I buy a copy of “The London Coffee Guide,” 296-pages of café listings and descriptions, plus a map. I also buy the beans. “Come back and let me know how you like them,” he says, handing me his card. He turns towards a female barista and we are done.
I don’t buy a $145 burr grinder with coarseness settings, as he recommends, and I pour boiling water over the grounds. I do set a timer, but let the grounds and water sit for five minutes, not four. After I pour the first cup, I do not transfer the remainder into another vessel. Why wash one more thing?
Is this why Dore-Smith’s medium roast Columbian is kick-less?
When did coffee become so precious? Brewing so exact? I seek a voice of reason and arrange to meet Jonathan Morris, a research professor of consumption and trends at the University of Hertfordshire who has written hundreds of thousands of words in books and articles on coffee. We are seated by a window at Origins, an artisan café near Euston Station, and Morris orders “batch brew filter.” What is that? I ask. “Old coffee,” he says. “Coffee that’s already made.”
Why, I ask, in London is mild roast revered and dark roast vilified?
In his latest book, Coffee: A Global History, Morris explains how the world acquired a taste for coffee, and why coffee tastes so different in different countries. For one, people drink the coffee that’s available to them. Lots of people in lots of countries — Spain, Italy, Portugal, Turkey — roast dark, says Morris, “to deal with the beans they have.” As in Robusta. Alfred Peet, founder of Peet’s Coffee, was “the Godfather of American specialty coffee,” says Morris. “He was a guy of Dutch origin and roasted pretty dark. He inspired the three guys who founded Starbucks.”

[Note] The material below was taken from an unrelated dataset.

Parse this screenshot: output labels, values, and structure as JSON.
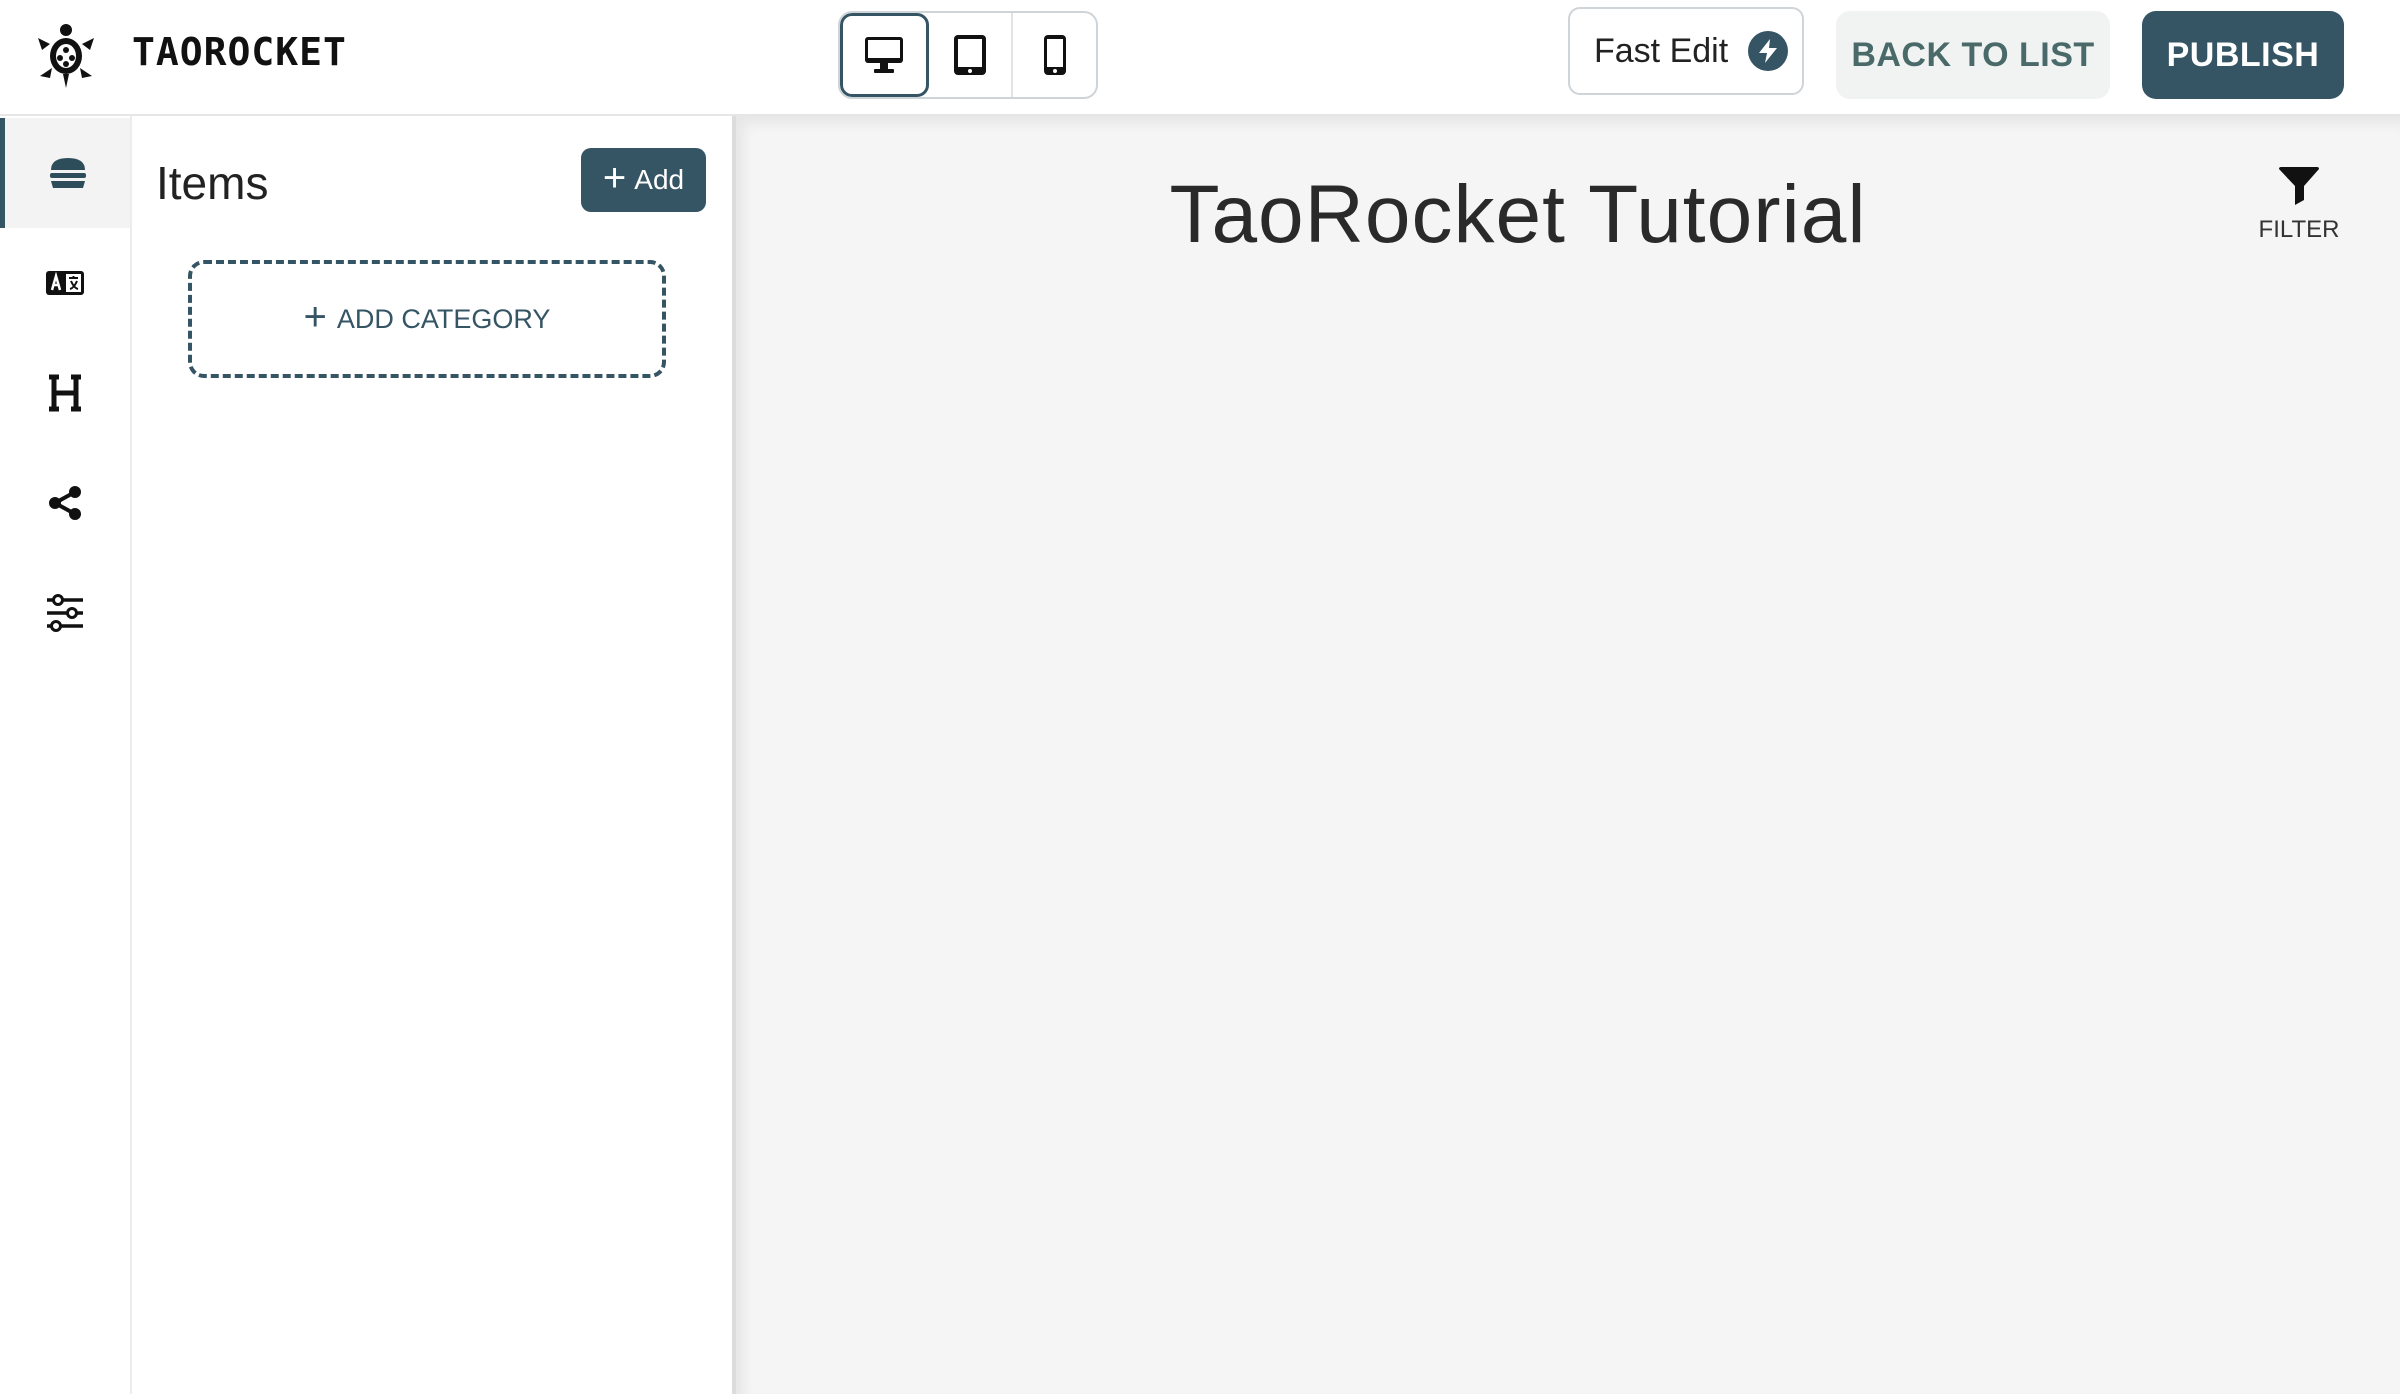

The café culture in Britain represents a new lifestyle, reflecting the way we work and socialize, he says. Consultants, freelancers, entrepreneurs often use cafes as their workspace to avoid isolation. New parents wheel their prams into cafes to meet other new parents. “For the British to embrace coffee shops, they needed to revolutionize the coffee,” Morris says. “Everyone is an expert on how to make tea. I can make it at home with a tea bag and kettle. Coffee, however, requires a lot of ability.”
Britain, he adds, has embraced light roast because it has adopted the argument that you want to taste the bean, not the roast. A trend? I ask. Could it go the other way?

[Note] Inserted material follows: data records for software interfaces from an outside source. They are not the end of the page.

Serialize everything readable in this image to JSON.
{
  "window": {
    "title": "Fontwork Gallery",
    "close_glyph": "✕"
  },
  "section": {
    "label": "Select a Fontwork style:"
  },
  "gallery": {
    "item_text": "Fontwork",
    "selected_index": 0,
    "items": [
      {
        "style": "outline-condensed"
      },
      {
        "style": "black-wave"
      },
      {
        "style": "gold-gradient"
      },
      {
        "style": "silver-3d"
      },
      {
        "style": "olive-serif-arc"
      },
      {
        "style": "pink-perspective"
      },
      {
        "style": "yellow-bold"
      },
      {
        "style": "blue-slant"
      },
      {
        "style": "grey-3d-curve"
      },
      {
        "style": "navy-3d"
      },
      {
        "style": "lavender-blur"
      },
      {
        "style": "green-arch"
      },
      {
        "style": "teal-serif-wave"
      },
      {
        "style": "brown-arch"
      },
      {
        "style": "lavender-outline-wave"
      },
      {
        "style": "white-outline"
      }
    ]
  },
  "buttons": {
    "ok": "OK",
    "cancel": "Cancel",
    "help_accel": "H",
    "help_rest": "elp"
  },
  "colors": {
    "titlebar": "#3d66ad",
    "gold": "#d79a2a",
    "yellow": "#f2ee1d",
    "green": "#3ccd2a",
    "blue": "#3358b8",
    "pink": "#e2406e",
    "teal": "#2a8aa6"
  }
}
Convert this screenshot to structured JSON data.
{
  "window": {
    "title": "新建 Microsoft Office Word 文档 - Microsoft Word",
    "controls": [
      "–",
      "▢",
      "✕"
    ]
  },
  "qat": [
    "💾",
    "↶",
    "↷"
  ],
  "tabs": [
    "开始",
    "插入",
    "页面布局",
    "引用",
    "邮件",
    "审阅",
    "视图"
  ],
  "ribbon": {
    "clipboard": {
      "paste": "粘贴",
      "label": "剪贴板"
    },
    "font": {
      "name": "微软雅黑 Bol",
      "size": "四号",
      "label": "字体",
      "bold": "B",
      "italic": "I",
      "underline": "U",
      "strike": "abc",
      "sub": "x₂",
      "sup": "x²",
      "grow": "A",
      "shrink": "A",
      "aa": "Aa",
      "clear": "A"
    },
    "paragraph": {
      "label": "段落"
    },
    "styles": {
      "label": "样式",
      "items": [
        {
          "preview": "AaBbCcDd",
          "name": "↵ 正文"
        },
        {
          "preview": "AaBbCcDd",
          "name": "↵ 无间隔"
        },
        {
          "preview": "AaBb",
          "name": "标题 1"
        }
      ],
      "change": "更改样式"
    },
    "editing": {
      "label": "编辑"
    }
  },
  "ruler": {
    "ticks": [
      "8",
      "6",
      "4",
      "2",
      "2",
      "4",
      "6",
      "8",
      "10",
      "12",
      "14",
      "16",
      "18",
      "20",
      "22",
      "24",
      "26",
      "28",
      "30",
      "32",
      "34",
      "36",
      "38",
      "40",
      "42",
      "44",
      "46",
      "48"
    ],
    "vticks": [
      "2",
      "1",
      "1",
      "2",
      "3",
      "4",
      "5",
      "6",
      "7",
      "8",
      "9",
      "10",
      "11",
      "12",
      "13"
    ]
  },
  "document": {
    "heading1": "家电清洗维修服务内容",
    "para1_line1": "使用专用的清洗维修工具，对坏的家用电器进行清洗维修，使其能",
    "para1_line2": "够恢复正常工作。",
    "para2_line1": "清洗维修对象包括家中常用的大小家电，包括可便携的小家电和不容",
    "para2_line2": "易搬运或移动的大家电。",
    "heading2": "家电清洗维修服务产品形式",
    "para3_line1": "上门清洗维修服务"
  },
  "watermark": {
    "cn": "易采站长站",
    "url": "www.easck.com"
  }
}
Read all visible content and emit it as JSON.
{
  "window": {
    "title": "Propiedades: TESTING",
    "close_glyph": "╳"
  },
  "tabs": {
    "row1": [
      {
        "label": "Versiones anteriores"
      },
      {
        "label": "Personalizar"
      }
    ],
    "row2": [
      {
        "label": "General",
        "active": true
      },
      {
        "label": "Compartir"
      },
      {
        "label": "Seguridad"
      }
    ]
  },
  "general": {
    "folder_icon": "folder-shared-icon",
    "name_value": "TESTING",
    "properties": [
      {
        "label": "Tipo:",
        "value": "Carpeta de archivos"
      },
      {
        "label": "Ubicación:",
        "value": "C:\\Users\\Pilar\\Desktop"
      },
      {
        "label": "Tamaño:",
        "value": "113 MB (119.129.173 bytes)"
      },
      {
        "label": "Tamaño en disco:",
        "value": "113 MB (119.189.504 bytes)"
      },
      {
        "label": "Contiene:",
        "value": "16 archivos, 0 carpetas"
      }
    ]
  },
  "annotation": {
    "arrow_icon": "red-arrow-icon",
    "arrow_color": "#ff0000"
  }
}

Jonathan Morris shrugs. He has no crystal ball. His recommendation for me is to find the darkest blend I can and focus on grinding to the right size. And if that doesn’t work, trot to the nearest café.
In the center of Cambridge is a square, and in that square is an open-air market that dates back to the Saxons. For decades, Michael Matthew has sold coffee and loose-leaf tea from his market stall, and for decades he has served as this university town’s expert on both products.
He’s a pale man, with thinning brown hair and glasses, so soft-spoken that one has to lean over the rows of Uganda Robusta, Brazil Santos, and Gunpowder Green to catch a word. He nods approvingly when customers decline his offer to grind beans. Beans, he knows, should always be ground just minutes before brewing. Once air hits the grounds, good-bye flavor. He’s an encyclopedia, describing the floral, citrus, nutty aromas, flavors. He sweeps his hand over Dark Continental when asked for the strongest blend.
He’s bemused by what I call Britain’s infatuation with coffee, since as far as he is concerned, Britain has always drunk coffee, or at least his coffee. On a drizzly Friday morning, he pours the Dark Continental beans on to the scale, then a few more, eyeing the ounces. “People buy what they like,” he says. Dark beans are favorites in the winter, and lighter roasts sell in the summer. That I prefer dark roast, doesn’t generate a twitch.
And why should it? I realize as I watch him fasten the bag. If my grandmother refused to compromise her taste for the fashion of her adopted country, why must I? I have embraced much of my temporary home’s habits, from pub life to apologies. I queue patiently in the check-out. Isn’t it okay to savor Michael Matthew’s dark brew guilt-free?
Handing me my bag of Dark Continental, the oil already soaking through the paper, Michael Matthew says, smiling shyly, “Drink what you like.”